Highlight text and bookmark paragraphs and sections Take notes and paraphrase sections Flick and scan to evaluate contentFlick Refer to the Table of Contents and Subject Index Search for keywords Read for topic understanding Read for quick reference Read pages sequentially for long periods from one book and from more than one book in a single session
How do Students use Academic E-books? What aids reading: Signposting within the e-book contentSignposting Full-text searching and useful results display Subject index hyperlinked to the relevant section Digestible page and section lengths An always available, dynamic and detailed Table of Contents
How do Students use Academic E-books? What hinders reading: Poor display of search results Lack of progress indication Interrupted flow – split content (table, text) and scrollingtabletext Cluttered content and user interface Slow performance – e.g. navigation, highlighting, notes, accesshighlighting Poor quality screen display …
Jepsen’s PixelQi low-cost low-power ‘e-paper’ screen technology on a laptop and the Kindle E-Book Reader (IEEE Spectrum, 9 June 2009)
What is the best model for E-book content delivery? Principle-Based Systems Analysis (Alter 2002) of e- books from a business perspective: 1.Pleasing the customers (users) 2.Performing work efficiently 3.Serving the participants 4.Creating value from information 5.Minimising effort absorbed by technology 6.Deploying infrastructure as a genuine resource 7.Minimising conflicts and risks Further work: More user studies and development of a new model for delivery with proof of concept based on user evaluation of prototypes.

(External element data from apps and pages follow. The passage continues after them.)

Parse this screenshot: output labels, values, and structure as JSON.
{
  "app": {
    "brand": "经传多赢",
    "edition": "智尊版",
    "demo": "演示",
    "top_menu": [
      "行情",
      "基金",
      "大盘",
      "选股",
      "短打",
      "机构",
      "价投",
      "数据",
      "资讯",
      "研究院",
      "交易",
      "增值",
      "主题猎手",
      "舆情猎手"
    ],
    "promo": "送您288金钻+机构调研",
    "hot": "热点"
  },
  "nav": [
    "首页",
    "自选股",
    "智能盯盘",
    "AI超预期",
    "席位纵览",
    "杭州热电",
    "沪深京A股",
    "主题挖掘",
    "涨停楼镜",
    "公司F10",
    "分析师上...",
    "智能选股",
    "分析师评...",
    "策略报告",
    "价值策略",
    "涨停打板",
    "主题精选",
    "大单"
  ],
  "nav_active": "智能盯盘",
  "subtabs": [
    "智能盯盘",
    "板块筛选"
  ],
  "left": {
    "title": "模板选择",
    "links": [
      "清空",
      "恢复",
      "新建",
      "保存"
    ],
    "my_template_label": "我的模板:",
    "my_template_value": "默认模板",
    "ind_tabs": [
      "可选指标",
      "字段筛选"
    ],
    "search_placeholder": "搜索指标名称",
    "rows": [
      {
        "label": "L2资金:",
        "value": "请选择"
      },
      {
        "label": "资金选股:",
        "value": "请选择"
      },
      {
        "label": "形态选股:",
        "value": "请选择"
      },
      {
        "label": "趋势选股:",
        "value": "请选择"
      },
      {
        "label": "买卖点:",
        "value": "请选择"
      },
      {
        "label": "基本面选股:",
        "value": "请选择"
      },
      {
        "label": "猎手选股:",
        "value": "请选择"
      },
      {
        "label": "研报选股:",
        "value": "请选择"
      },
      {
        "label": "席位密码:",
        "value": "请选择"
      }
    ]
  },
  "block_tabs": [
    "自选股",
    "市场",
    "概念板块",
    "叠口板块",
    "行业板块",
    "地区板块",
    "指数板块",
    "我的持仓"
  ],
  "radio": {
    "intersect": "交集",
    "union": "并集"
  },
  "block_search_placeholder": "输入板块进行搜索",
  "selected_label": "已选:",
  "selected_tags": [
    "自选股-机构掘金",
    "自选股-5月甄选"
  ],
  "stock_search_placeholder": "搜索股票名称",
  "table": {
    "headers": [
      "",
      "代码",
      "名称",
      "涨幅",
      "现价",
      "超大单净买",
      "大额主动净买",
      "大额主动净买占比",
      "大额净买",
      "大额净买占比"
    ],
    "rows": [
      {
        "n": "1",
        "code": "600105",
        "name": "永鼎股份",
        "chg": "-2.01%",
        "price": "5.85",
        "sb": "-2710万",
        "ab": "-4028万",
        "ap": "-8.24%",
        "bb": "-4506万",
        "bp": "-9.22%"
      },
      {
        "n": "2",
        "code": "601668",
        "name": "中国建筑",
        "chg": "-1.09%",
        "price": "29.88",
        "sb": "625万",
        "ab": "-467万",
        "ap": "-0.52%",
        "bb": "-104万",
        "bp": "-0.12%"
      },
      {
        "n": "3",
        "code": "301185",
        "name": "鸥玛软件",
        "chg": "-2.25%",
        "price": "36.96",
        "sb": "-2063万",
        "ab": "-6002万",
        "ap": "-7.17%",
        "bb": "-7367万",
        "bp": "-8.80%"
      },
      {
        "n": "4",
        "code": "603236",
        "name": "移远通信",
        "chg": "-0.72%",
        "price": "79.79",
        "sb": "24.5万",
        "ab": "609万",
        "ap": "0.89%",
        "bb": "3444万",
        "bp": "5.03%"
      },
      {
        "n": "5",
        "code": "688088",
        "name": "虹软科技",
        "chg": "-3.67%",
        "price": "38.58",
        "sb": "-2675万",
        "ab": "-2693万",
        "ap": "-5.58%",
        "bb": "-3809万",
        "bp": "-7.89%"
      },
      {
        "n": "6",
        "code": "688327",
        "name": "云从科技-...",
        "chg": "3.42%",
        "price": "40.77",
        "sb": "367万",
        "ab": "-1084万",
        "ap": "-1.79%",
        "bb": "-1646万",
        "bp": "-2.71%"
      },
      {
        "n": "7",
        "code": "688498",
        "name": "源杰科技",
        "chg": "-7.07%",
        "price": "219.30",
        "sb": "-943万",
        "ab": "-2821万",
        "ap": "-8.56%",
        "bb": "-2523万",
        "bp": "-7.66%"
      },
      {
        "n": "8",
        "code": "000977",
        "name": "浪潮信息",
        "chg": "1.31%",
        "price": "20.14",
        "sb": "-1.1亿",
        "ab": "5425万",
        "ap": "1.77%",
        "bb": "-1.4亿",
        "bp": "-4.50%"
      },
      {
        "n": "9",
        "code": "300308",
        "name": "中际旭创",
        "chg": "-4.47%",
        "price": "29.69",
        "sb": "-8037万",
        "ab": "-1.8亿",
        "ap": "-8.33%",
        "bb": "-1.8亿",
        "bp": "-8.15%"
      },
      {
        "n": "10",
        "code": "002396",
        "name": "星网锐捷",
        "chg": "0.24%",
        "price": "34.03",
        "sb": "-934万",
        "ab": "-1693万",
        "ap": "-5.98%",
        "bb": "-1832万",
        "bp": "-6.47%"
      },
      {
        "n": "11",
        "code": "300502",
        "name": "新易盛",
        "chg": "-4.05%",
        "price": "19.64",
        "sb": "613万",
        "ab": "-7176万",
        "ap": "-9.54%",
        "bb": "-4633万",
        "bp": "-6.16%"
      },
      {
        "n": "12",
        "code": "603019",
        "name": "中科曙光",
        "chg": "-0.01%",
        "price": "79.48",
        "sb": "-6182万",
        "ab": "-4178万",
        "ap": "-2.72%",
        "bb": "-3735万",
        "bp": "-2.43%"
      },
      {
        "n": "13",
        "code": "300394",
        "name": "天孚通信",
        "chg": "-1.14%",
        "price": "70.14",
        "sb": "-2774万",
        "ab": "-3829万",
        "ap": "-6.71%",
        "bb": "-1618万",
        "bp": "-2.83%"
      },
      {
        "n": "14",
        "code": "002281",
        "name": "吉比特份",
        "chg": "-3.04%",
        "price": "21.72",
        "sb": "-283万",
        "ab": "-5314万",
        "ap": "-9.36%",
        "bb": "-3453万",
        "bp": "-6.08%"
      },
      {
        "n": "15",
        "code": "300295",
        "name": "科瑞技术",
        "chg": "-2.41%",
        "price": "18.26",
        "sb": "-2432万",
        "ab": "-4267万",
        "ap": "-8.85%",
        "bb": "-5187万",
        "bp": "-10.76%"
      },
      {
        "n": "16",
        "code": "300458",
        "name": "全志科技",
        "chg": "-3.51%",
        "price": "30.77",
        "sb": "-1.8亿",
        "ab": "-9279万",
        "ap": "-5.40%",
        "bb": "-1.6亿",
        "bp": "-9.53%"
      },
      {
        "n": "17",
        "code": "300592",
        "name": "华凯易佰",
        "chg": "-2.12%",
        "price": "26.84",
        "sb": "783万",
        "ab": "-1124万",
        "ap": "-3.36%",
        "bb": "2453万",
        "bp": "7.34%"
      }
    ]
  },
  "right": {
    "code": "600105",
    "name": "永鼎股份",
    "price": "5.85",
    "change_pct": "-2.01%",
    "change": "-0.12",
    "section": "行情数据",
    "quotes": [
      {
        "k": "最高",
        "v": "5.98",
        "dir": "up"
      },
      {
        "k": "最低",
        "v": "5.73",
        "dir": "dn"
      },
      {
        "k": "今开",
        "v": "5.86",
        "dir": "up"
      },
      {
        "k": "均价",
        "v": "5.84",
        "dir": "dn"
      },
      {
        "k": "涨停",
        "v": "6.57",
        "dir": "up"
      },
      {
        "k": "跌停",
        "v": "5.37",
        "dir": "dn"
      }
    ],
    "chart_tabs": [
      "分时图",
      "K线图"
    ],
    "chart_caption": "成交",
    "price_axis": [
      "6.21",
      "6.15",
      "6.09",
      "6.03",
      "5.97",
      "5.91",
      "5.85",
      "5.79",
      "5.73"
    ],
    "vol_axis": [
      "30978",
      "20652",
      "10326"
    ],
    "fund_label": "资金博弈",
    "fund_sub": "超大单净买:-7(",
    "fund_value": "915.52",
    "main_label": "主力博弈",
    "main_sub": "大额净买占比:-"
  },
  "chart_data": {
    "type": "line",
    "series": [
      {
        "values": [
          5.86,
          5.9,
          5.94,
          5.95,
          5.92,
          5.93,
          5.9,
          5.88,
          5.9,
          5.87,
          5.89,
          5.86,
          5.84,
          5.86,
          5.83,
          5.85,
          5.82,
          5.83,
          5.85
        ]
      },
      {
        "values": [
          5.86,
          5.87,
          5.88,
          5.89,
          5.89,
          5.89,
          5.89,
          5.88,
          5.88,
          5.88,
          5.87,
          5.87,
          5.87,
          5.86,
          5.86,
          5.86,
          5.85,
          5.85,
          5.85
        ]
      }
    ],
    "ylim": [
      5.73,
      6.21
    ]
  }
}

References ALTER, S., 2002 Information Systems; The Foundation of E-Business. New Jersey: Prentice Hall. (Chapter 2) CARDEN, M.T.J., E-books are not books. Conference on Information and Knowledge Management. Proceedings of the 2008 ACM workshop on research advances in large digital book repositories. California: ACM, pp 9-12 CHU, H., Electronic books: viewpoints from users and potential users. Library hi tech [online] 21(3). Available from [Accessed 15 October 2008] CIBER, Information behaviour of the researcher of the future. [online]. London: University College London. Available from: [Accessed 25/1/08] PERRY, T., Low-Cost Low-Power Screen from Dream Jobber Jepsen. [online].IEEE Spectrum, June 09, Available from: pectrum.ieee.org/blog/semiconductors/devices/tech-talk/lowcost-lowpower-screen-from-dream-jobber-jepsen pectrum.ieee.org/blog/semiconductors/devices/tech-talk/lowcost-lowpower-screen-from-dream-jobber-jepsen ROWLANDS, I., Superbook: Planning for the eBook revolution. [online]. London: University College London. Available from: [Accessed 25/9/08] ROWLANDS, I., NICHOLAS, D., HAMID, R.J. and HUNTINGTON, P., What do faculty and students actually think about e-books?. [online]. London: University College London. Available from: [Accessed 25/9/08]http://www.homepages.ucl.ac.uk/~uczciro/findings.pdf TENOPIR, C. and ROWLANDS, I., Age-related information behavior : Work package III. [online]. London: University College London. Available from: [Accessed 26/9/08]http://www.ucl.ac.uk/slais/research/ciber/downloads/GG%20Work%20Package%20III.pdf WILLIAMS. P. and ROWLANDS, I., The literature on young people and their information behaviour: Work package II. [online]. London: University College London. Available from: [Accessed 16/10/08]